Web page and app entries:
⁂

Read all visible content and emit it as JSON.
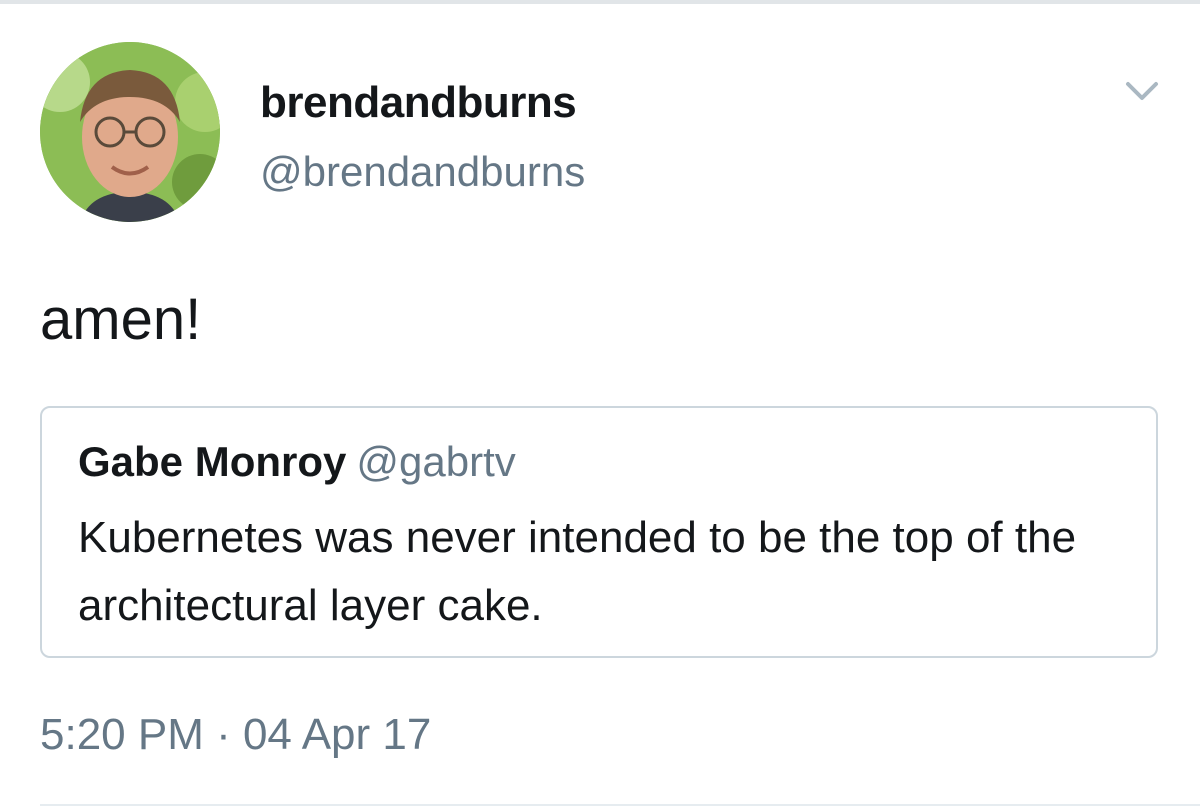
{
  "tweet": {
    "author": {
      "display_name": "brendandburns",
      "handle": "@brendandburns",
      "avatar_icon": "profile-photo"
    },
    "text": "amen!",
    "menu_icon": "chevron-down-icon",
    "quoted_tweet": {
      "display_name": "Gabe Monroy",
      "handle": "@gabrtv",
      "text": "Kubernetes was never intended to be the top of the architectural layer cake."
    },
    "timestamp": "5:20 PM · 04 Apr 17"
  },
  "colors": {
    "text_primary": "#14171a",
    "text_secondary": "#657786",
    "border": "#ccd6dd"
  }
}
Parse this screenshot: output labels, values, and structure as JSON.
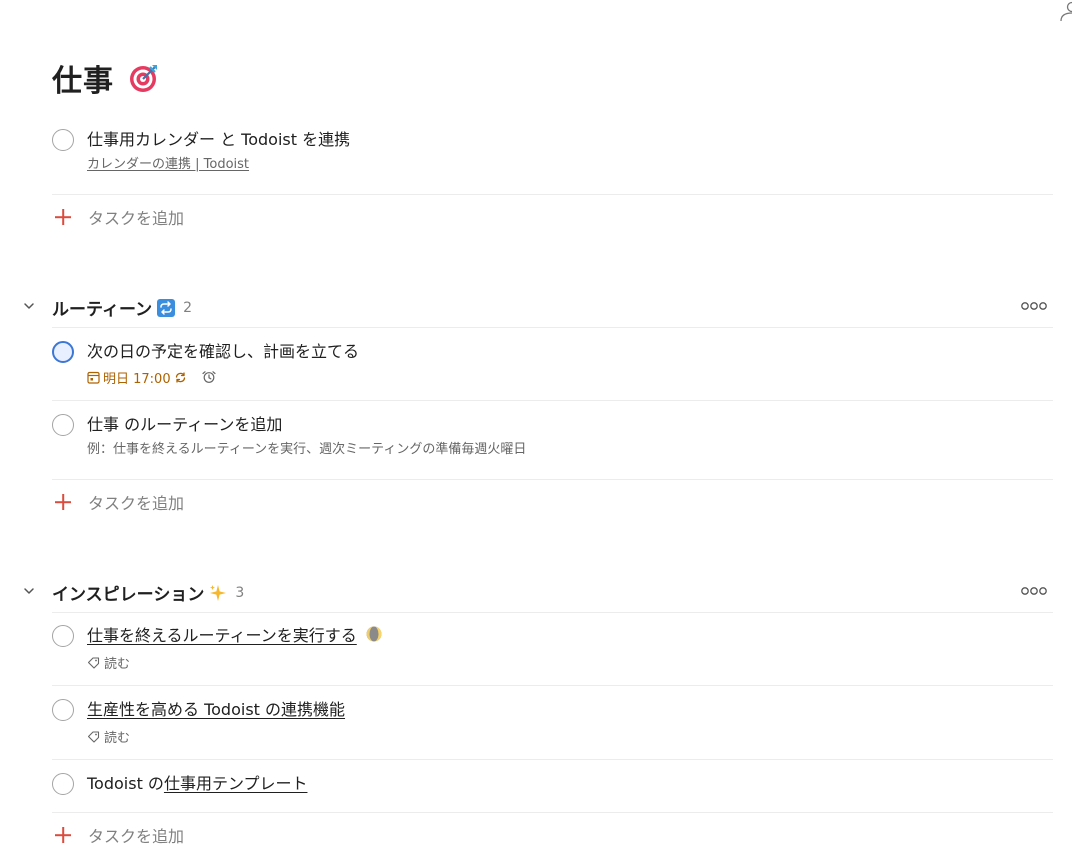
{
  "project": {
    "title": "仕事",
    "title_emoji": "direct-hit-icon"
  },
  "inbox_section": {
    "tasks": [
      {
        "title": "仕事用カレンダー と Todoist を連携",
        "subtitle": "カレンダーの連携 | Todoist"
      }
    ],
    "add_task_label": "タスクを追加"
  },
  "sections": [
    {
      "name": "ルーティーン",
      "emoji": "repeat-icon",
      "count": "2",
      "tasks": [
        {
          "title": "次の日の予定を確認し、計画を立てる",
          "priority": "p2",
          "due": "明日 17:00",
          "recurring": true,
          "reminder": true
        },
        {
          "title": "仕事 のルーティーンを追加",
          "description": "例：仕事を終えるルーティーンを実行、週次ミーティングの準備毎週火曜日"
        }
      ],
      "add_task_label": "タスクを追加"
    },
    {
      "name": "インスピレーション",
      "emoji": "sparkles-icon",
      "count": "3",
      "tasks": [
        {
          "title": "仕事を終えるルーティーンを実行する",
          "title_emoji": "moon-icon",
          "label": "読む"
        },
        {
          "title": "生産性を高める Todoist の連携機能",
          "label": "読む"
        },
        {
          "title_prefix": "Todoist の",
          "title_link": "仕事用テンプレート"
        }
      ],
      "add_task_label": "タスクを追加"
    }
  ],
  "colors": {
    "accent": "#dc4c3e",
    "priority_2": "#3c77d6",
    "due_date": "#ad6200",
    "divider": "#ececec"
  }
}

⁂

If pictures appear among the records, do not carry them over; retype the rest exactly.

Read all visible content and emit it as JSON.
{
  "tweet": {
    "author": {
      "display_name": "brendandburns",
      "handle": "@brendandburns",
      "avatar_icon": "profile-photo"
    },
    "text": "amen!",
    "menu_icon": "chevron-down-icon",
    "quoted_tweet": {
      "display_name": "Gabe Monroy",
      "handle": "@gabrtv",
      "text": "Kubernetes was never intended to be the top of the architectural layer cake."
    },
    "timestamp": "5:20 PM · 04 Apr 17"
  },
  "colors": {
    "text_primary": "#14171a",
    "text_secondary": "#657786",
    "border": "#ccd6dd"
  }
}
Parse this screenshot: output labels, values, and structure as JSON.
{
  "project": {
    "title": "仕事",
    "title_emoji": "direct-hit-icon"
  },
  "inbox_section": {
    "tasks": [
      {
        "title": "仕事用カレンダー と Todoist を連携",
        "subtitle": "カレンダーの連携 | Todoist"
      }
    ],
    "add_task_label": "タスクを追加"
  },
  "sections": [
    {
      "name": "ルーティーン",
      "emoji": "repeat-icon",
      "count": "2",
      "tasks": [
        {
          "title": "次の日の予定を確認し、計画を立てる",
          "priority": "p2",
          "due": "明日 17:00",
          "recurring": true,
          "reminder": true
        },
        {
          "title": "仕事 のルーティーンを追加",
          "description": "例：仕事を終えるルーティーンを実行、週次ミーティングの準備毎週火曜日"
        }
      ],
      "add_task_label": "タスクを追加"
    },
    {
      "name": "インスピレーション",
      "emoji": "sparkles-icon",
      "count": "3",
      "tasks": [
        {
          "title": "仕事を終えるルーティーンを実行する",
          "title_emoji": "moon-icon",
          "label": "読む"
        },
        {
          "title": "生産性を高める Todoist の連携機能",
          "label": "読む"
        },
        {
          "title_prefix": "Todoist の",
          "title_link": "仕事用テンプレート"
        }
      ],
      "add_task_label": "タスクを追加"
    }
  ],
  "colors": {
    "accent": "#dc4c3e",
    "priority_2": "#3c77d6",
    "due_date": "#ad6200",
    "divider": "#ececec"
  }
}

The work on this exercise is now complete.